I used to think that Bradley International Airport was kind of a funny name. Not the Bradley part – the International part.
But Bradley International has gotten more international over the years. And I like the idea that the airport is named after a regular guy, Army Air Corps Lt. Eugene M. Bradley, who died there on a training flight in 1941, when it was a military airbase.
Bradley’s widow, Anna Martens, said it best in 1981, when there was a move afoot to rename the airport after the late Gov. Ella T. Grasso.
”I think Governor Grasso was a fine, fine woman,” she told the New York Times, ”but those fighter pilots started that place. Many of those boys went to war and died. Gene represents them.”
I think that’s right. I think that’s fitting.
Plenty of commercial airports are named after the military bases that preceded them, and those bases were usually named after a fallen aviator from the World War II era or earlier. Now that those veterans are fading into history, we seem to want to forget them.
Used to be the trend was to rename airports after politicians: George Bush Intercontinental / Houston, Ronald Reagan Washington National Airport, Hartsfield Jackson Atlanta International Airport, Montreal-Trudeau. Now it seems to be more about marketing the destination.
Earlier this week, Williams Gateway Airport in Mesa, Ariz., originally named after Lt. Charles Linton Williams, was renamed Phoenix-Mesa Gateway Airport. A terminal building was renamed after Williams.
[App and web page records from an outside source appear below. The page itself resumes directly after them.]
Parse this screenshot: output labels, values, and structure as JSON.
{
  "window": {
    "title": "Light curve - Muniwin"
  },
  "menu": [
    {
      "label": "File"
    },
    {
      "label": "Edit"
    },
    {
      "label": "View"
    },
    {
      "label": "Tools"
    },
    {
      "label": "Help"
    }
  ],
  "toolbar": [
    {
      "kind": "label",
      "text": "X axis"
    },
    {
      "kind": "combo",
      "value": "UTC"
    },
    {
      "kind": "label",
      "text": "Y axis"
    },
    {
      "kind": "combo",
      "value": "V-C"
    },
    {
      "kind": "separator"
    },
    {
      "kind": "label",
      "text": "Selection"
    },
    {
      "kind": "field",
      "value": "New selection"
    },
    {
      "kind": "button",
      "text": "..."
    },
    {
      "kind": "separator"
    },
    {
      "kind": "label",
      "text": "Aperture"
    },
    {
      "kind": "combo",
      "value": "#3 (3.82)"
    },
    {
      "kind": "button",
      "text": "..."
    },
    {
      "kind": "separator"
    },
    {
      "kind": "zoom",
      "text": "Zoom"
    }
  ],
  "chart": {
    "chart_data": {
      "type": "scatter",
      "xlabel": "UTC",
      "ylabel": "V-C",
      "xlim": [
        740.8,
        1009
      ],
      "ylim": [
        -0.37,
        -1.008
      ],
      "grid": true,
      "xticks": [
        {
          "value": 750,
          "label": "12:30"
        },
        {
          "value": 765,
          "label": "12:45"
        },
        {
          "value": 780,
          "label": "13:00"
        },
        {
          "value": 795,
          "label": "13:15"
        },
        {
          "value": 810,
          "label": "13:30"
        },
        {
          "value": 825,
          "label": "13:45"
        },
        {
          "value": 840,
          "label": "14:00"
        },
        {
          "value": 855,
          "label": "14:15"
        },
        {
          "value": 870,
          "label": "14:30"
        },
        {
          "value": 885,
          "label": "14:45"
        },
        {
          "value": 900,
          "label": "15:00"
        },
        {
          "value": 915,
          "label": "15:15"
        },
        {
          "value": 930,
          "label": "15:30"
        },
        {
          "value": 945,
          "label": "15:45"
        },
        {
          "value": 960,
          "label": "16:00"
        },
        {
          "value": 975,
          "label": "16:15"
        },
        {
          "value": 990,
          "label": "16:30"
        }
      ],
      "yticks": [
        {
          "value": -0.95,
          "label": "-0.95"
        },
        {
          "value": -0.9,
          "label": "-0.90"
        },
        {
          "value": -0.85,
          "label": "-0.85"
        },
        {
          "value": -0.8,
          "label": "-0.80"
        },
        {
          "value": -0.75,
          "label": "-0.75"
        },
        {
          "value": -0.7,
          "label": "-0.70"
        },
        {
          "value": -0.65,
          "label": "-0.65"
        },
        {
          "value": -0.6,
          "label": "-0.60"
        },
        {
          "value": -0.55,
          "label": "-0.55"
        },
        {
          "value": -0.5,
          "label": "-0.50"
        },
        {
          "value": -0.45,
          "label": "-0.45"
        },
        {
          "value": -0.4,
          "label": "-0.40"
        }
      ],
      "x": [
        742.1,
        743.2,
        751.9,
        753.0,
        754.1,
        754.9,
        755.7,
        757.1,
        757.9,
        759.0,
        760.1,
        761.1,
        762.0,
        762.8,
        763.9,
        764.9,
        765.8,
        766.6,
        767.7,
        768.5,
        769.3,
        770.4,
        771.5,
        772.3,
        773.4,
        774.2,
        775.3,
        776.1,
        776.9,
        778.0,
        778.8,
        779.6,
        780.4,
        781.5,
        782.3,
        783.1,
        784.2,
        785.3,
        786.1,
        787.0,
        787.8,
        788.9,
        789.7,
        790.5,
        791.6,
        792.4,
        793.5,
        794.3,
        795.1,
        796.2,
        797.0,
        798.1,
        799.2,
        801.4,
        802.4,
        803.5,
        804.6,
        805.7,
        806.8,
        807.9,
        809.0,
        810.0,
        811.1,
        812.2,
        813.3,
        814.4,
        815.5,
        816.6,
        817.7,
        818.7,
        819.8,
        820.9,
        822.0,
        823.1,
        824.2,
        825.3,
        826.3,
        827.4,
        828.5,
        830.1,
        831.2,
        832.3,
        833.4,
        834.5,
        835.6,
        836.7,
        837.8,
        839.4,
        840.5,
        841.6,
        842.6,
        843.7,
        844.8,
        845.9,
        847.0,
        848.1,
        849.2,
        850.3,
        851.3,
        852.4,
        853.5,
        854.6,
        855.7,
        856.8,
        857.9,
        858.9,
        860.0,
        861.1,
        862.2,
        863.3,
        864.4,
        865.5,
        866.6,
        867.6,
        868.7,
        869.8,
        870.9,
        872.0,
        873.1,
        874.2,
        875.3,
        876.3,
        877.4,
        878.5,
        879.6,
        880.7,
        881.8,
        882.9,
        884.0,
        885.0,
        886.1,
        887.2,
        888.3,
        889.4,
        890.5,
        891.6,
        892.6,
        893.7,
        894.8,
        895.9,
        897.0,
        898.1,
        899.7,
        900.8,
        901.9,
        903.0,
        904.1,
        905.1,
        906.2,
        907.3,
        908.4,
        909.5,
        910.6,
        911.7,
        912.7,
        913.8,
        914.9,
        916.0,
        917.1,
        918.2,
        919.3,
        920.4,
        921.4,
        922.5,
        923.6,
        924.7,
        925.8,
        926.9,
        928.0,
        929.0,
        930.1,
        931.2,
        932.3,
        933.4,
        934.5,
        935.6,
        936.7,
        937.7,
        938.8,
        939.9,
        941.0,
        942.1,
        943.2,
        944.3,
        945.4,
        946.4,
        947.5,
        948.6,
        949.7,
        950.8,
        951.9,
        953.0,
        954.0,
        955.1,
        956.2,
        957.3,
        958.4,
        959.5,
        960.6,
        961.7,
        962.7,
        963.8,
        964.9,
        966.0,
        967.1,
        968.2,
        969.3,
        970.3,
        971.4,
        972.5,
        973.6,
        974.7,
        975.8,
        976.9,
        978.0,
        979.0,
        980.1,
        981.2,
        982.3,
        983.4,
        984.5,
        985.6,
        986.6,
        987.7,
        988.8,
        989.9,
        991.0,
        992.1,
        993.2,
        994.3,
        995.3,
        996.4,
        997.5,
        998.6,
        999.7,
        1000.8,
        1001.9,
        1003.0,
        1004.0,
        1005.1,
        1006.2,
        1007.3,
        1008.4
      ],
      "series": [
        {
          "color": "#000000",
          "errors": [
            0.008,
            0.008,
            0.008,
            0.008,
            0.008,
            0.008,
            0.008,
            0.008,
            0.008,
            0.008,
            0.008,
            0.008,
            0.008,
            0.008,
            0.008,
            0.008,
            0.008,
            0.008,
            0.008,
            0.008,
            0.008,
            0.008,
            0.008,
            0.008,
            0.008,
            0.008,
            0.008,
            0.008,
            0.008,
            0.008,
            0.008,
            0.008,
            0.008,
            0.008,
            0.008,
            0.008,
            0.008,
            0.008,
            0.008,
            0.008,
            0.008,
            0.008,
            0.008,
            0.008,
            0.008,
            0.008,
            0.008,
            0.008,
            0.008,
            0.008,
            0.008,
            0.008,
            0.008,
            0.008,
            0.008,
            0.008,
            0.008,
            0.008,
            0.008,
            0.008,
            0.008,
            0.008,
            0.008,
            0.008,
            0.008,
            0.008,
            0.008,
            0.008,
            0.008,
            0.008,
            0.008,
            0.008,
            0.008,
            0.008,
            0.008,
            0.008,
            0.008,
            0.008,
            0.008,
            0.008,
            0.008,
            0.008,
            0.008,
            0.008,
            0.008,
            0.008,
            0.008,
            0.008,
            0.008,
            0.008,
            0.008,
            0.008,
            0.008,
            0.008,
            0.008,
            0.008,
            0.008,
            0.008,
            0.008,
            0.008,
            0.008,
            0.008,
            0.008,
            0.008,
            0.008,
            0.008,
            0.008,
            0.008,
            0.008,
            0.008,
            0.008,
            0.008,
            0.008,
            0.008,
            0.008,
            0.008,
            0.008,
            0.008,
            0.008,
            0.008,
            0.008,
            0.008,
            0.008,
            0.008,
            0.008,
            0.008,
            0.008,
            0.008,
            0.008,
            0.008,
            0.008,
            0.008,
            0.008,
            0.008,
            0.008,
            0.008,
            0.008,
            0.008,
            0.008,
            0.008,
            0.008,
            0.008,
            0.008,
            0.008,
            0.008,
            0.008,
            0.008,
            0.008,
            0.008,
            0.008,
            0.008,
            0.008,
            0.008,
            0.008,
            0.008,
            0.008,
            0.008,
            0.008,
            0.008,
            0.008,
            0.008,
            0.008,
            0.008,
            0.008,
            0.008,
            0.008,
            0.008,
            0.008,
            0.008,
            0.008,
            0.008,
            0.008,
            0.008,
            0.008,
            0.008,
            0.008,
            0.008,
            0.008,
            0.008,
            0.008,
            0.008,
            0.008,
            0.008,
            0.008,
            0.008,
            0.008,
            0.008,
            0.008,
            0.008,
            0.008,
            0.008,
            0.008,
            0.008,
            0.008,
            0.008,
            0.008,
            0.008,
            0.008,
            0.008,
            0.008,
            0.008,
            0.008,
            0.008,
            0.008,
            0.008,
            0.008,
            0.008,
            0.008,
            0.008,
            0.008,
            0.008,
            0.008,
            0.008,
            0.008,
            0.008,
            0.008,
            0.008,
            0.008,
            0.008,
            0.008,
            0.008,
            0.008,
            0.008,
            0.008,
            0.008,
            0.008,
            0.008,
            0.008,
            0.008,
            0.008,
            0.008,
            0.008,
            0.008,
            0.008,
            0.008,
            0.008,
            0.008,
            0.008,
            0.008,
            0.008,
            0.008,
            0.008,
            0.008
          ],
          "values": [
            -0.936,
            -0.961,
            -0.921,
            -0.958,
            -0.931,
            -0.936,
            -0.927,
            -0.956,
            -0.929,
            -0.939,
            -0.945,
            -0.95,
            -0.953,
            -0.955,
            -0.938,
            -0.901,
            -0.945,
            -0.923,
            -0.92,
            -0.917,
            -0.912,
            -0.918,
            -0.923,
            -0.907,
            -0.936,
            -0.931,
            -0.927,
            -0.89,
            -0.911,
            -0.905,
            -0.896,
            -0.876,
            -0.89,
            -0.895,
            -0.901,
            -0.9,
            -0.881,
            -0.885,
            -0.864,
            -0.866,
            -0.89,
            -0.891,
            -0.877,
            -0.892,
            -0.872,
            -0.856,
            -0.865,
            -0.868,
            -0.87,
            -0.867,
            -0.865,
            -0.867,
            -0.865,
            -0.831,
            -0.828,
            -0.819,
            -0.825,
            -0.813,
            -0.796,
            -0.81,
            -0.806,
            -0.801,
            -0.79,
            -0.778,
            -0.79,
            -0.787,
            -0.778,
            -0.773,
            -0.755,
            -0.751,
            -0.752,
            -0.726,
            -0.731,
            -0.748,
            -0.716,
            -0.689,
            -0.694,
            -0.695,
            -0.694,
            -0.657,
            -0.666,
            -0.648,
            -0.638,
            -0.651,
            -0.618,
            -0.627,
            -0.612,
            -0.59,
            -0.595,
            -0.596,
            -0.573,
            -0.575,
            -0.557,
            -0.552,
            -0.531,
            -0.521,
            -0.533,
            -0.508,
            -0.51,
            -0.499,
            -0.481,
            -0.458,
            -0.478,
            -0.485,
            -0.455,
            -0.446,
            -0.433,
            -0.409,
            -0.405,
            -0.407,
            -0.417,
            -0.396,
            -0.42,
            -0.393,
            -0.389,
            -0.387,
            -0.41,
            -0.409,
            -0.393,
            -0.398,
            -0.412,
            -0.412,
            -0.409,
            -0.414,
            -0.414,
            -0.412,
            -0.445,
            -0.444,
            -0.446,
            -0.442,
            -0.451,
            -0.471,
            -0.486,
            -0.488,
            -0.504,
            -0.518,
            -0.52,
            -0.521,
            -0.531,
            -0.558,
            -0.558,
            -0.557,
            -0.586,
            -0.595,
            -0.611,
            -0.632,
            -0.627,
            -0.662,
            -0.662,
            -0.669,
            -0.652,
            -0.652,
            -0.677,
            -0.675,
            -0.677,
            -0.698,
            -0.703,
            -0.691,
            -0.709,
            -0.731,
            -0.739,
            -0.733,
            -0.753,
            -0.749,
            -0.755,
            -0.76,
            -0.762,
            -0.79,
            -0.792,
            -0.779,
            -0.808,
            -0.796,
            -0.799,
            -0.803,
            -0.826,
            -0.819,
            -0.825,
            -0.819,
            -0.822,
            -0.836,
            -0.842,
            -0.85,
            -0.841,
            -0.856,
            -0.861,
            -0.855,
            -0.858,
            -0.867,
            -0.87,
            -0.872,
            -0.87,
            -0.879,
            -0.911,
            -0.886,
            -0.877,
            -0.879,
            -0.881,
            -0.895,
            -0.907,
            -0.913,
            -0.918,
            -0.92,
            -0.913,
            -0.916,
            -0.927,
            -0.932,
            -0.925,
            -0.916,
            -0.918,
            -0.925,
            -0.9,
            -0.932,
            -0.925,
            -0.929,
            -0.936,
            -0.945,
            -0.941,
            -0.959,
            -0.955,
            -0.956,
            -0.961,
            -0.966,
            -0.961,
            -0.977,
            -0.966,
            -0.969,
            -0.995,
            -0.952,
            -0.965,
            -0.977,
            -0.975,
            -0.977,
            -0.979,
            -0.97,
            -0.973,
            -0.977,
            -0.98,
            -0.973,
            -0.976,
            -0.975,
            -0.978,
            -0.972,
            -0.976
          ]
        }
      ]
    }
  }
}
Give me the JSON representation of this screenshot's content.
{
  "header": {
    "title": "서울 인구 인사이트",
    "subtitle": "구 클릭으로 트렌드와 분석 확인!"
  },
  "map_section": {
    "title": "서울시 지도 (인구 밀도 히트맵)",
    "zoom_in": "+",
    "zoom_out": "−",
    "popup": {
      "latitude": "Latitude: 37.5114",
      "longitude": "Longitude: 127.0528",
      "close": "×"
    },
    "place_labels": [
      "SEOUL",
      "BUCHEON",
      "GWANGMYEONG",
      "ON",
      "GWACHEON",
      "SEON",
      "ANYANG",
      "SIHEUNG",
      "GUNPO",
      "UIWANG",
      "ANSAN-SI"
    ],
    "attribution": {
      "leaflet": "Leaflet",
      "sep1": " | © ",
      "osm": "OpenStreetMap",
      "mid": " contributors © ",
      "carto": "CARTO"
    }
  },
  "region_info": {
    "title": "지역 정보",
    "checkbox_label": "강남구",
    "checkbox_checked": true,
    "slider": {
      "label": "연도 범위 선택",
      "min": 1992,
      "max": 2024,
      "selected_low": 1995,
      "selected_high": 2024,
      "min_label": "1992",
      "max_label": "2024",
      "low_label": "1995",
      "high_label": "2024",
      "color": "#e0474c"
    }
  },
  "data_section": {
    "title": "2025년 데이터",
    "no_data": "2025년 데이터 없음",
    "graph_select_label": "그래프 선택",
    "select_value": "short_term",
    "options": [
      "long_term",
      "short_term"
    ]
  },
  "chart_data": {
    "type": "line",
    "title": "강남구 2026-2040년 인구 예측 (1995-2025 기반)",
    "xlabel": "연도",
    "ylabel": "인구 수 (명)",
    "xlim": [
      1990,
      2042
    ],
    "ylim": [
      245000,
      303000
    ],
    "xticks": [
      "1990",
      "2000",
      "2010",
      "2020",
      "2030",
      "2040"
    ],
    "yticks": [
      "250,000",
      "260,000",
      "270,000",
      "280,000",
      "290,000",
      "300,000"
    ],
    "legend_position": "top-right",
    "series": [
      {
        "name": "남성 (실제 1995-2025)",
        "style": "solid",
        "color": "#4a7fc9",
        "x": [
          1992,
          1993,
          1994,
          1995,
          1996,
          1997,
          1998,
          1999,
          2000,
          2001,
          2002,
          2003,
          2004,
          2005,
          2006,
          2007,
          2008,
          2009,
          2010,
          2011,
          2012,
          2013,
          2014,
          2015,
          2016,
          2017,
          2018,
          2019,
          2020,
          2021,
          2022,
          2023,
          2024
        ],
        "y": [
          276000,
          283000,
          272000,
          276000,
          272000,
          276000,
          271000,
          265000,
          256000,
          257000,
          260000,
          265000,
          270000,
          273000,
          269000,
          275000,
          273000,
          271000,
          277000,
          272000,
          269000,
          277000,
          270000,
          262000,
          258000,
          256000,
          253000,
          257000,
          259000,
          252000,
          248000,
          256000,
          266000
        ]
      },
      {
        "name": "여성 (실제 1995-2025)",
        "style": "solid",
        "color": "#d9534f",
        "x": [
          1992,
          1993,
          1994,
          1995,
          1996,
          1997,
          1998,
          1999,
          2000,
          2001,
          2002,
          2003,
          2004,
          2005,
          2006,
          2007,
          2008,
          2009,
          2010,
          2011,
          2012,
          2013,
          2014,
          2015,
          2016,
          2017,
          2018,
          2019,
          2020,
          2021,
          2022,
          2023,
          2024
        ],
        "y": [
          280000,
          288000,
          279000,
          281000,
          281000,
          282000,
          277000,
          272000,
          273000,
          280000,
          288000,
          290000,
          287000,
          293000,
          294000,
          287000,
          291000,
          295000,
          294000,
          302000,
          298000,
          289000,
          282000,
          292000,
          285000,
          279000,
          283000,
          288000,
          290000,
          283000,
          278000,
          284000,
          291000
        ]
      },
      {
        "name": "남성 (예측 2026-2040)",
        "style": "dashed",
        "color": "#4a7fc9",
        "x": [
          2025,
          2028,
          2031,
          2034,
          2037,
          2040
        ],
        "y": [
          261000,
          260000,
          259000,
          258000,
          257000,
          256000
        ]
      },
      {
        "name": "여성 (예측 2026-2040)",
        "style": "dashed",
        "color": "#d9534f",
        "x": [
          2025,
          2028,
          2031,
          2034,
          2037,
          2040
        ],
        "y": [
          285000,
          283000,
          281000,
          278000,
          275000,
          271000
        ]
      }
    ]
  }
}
Just my two cents, but I’d rather keep Bradley named after Eugene M. Bradley, the whole airport, not just a building. He represents the brave aviators of the World War II era, and he represents the wonderful American tradition of honoring the honorable above the powerful.